The key to Mr. Mulcair’s case: an April 8 memo from the Speaker of the House, which explains that in order to “end the performance of parliamentary work and political party work from the same location,” the Board of Internal Economy had passed an “amendment” to the rules that reads “No employee of a Member or House Officer may have as their regular place of work any space in premises owned, leased or under the effective control of a political party.”
This, in Mr. Mulcair’s estimation, demonstrates that a difference between what was and what is.
And so the signature exchange of the day would involve Latin.
Mr. Woodworth would begin by citing another rule, this one dictating that “Members may share office space with another Member, a member of a provincial legislature or an elected municipal representative.”
“Now you’re a lawyer,” Mr. Woodworth posited. “You know that rules of interpretation say that when a rule has a list that it’s exhaustive and there’s no indication of anything else being allowed. Don’t you agree with that?”
“Well,” Mr. Mulcair explained to Mr. Woodworth, “the rule that you are trying to refer to is usually called ejusdem generis but in fact the rule you should be trying to use is exclusio unius est exclusio alterius.”
“That, as a matter of fact, is exactly the rule that I’m referring to,” Mr. Woodworth clarified.
“That rule would have you understand that when you include something you’re excluding others,” Mr. Mulcair continued.
“Exactly,” Mr. Woodworth concurred.
“When you come up with a new rule on April 8, 2014 that says as of April 8, 2014 you can no longer do this,” Mr. Mulcair explained, “that means that prior to April 8, 2014 you could do this.”
“Not at all, Mr. Mulcair,” Mr. Woodworth attempted to interject.
But here Mr. Mulcair decided to punctuate his point with a taunt. “By the way there’s an excellent work entitled Bibliographie sur la redaction et l’interpretation des textes legislatifs, 375 pages, published in 1979 by the Éditeur officiel du Québec. I am the author of it and I’ll be glad to give you a signed copy.”

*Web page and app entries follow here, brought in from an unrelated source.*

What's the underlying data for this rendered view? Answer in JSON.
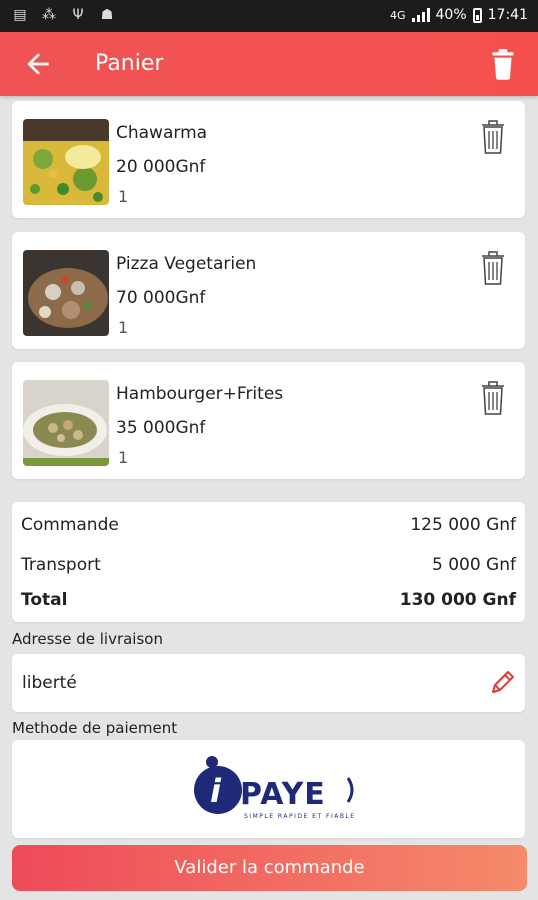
{
  "status_bar": {
    "network": "4G",
    "battery": "40%",
    "time": "17:41"
  },
  "header": {
    "title": "Panier"
  },
  "cart": {
    "items": [
      {
        "name": "Chawarma",
        "price": "20 000Gnf",
        "qty": "1"
      },
      {
        "name": "Pizza Vegetarien",
        "price": "70 000Gnf",
        "qty": "1"
      },
      {
        "name": "Hambourger+Frites",
        "price": "35 000Gnf",
        "qty": "1"
      }
    ]
  },
  "summary": {
    "order_label": "Commande",
    "order_value": "125 000 Gnf",
    "transport_label": "Transport",
    "transport_value": "5 000 Gnf",
    "total_label": "Total",
    "total_value": "130 000 Gnf"
  },
  "address": {
    "label": "Adresse de livraison",
    "value": "liberté"
  },
  "payment": {
    "label": "Methode de paiement",
    "logo_text": "iPAYE",
    "logo_tagline": "SIMPLE RAPIDE ET FIABLE"
  },
  "actions": {
    "submit_label": "Valider la commande"
  },
  "colors": {
    "primary": "#f4514e",
    "button_gradient_start": "#ee4b59",
    "button_gradient_end": "#f58a6a",
    "logo_blue": "#1e2a78"
  }
}
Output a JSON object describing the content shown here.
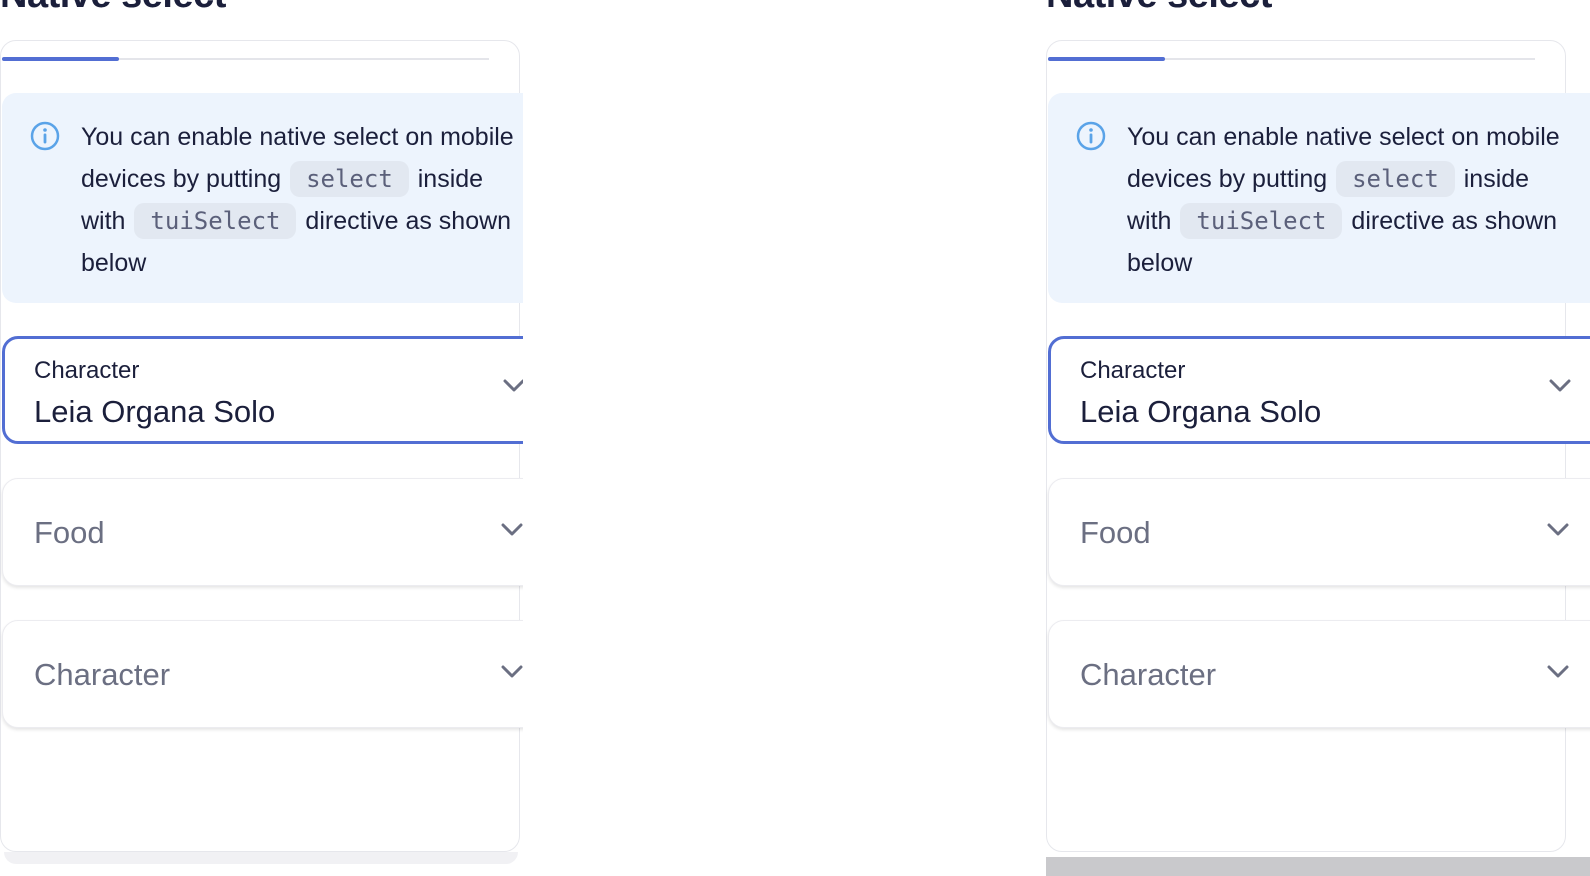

There was laughter here from the spectators.
Mr. Woodworth would insist on the applicability of expressio unius and Mr. Mulcair would insist that Mr. Woodworth did not understand “statutory interpretation”
Afterwards, the two Liberal members of the committee would be asked by a reporter to define the word “amendment,” which would seem to suggest some small victory today for Mr. Mulcair.
The committee is vowing to continue this study, with a warning that Mr. Mulcair might be recalled. And if it can somehow be demonstrated that the parliamentary staff in that Montreal office were performing expressly partisan work or that the House of Commons administration was expressly duped, the NDP leader might have a problem too large for legalese.
But between yesterday’s 30-minute scrum and today’s two-hour testimony, we’ve at least gotten a good look at what Thomas Mulcair looks like when he’s being asked to explain himself. (Indeed, for all of this controversy, the New Democrats might at least be happy that their guy got some attention.) He is not quite humble, nor particularly gentle, with a certain rhetorical aggressiveness. And in figuring out what the rules would allow and then dismissing one’s critics, he and his side have perhaps not quite ingratiated themselves (in the NDP’s creative design and legalistic defence, there is the faintest echo here of the Conservative party’s in-and-out scandal).
Is this how Mr. Mulcair would govern, with this sass toward his rivals and critics? If so, we might at least hope that he’d remain so willing to participate in 30-minute scrums and two-hour committee appearances. Perhaps that should even be a requirement.